[Assignment] In the entries below, find each line with the word "value" and pull it out.

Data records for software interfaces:
<<<<

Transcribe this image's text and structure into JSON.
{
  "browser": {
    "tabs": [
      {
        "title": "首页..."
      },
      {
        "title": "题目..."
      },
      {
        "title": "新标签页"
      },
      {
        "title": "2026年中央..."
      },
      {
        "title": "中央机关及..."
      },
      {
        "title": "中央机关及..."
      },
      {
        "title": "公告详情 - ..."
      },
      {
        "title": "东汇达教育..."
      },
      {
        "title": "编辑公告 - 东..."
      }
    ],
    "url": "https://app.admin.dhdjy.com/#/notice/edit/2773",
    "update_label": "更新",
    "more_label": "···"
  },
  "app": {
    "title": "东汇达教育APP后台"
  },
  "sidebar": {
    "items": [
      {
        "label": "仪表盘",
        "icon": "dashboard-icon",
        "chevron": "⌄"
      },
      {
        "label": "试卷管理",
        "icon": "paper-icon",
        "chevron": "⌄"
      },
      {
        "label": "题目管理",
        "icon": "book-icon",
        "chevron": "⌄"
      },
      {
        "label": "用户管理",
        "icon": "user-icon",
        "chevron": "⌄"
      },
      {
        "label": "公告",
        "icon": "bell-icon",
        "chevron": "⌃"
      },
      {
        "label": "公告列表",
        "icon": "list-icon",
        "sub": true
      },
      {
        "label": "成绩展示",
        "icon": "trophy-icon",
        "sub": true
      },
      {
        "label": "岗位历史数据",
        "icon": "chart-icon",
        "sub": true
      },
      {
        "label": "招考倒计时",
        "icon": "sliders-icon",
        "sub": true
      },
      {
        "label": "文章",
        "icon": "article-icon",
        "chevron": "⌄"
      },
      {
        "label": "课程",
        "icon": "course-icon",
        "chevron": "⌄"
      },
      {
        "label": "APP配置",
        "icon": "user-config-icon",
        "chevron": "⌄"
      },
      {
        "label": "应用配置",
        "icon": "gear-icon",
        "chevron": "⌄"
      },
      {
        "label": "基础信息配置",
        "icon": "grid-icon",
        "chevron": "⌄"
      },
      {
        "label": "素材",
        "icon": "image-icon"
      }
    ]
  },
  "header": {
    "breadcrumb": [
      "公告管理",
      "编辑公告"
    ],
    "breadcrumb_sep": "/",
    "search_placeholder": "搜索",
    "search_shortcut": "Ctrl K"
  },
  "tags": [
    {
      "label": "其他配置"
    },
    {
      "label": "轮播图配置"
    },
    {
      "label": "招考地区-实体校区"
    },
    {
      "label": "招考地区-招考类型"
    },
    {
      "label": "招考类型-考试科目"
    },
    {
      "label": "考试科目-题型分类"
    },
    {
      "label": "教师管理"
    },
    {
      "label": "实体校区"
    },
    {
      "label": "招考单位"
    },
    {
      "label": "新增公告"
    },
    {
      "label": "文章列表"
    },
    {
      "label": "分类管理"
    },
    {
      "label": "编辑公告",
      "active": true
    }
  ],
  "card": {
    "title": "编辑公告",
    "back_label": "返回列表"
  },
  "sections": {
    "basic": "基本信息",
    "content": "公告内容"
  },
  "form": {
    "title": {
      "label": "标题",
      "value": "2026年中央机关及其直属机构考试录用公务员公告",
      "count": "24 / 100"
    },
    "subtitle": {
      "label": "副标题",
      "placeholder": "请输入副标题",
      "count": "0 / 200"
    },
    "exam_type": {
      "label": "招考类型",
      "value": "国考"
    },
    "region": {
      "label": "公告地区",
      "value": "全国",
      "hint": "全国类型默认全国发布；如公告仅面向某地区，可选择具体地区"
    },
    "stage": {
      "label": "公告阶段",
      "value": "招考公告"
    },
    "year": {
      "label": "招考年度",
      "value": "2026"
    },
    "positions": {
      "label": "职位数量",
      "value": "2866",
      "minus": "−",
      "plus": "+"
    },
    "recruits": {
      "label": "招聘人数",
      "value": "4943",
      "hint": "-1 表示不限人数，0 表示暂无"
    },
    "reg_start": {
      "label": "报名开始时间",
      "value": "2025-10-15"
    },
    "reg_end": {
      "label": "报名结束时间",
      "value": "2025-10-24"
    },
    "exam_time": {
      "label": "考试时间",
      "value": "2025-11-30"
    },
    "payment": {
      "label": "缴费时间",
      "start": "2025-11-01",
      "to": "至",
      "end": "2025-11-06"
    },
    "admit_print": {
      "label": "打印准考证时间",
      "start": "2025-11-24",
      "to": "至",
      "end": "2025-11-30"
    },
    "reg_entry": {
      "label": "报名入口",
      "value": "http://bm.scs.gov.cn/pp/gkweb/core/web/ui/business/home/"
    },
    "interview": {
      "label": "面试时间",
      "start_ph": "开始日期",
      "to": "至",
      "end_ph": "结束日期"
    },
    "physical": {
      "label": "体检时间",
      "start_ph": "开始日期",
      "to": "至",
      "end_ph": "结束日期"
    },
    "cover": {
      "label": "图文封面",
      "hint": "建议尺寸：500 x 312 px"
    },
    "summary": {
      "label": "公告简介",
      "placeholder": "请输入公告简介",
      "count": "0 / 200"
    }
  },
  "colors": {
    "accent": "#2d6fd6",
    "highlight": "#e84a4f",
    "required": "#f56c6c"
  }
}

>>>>

[Output below]
      "value": "2026年中央机关及其直属机构考试录用公务员公告",
      "value": "国考"
      "value": "全国",
      "value": "招考公告"
      "value": "2026"
      "value": "2866",
      "value": "4943",
      "value": "2025-10-15"
      "value": "2025-10-24"
      "value": "2025-11-30"
      "value": "http://bm.scs.gov.cn/pp/gkweb/core/web/ui/business/home/"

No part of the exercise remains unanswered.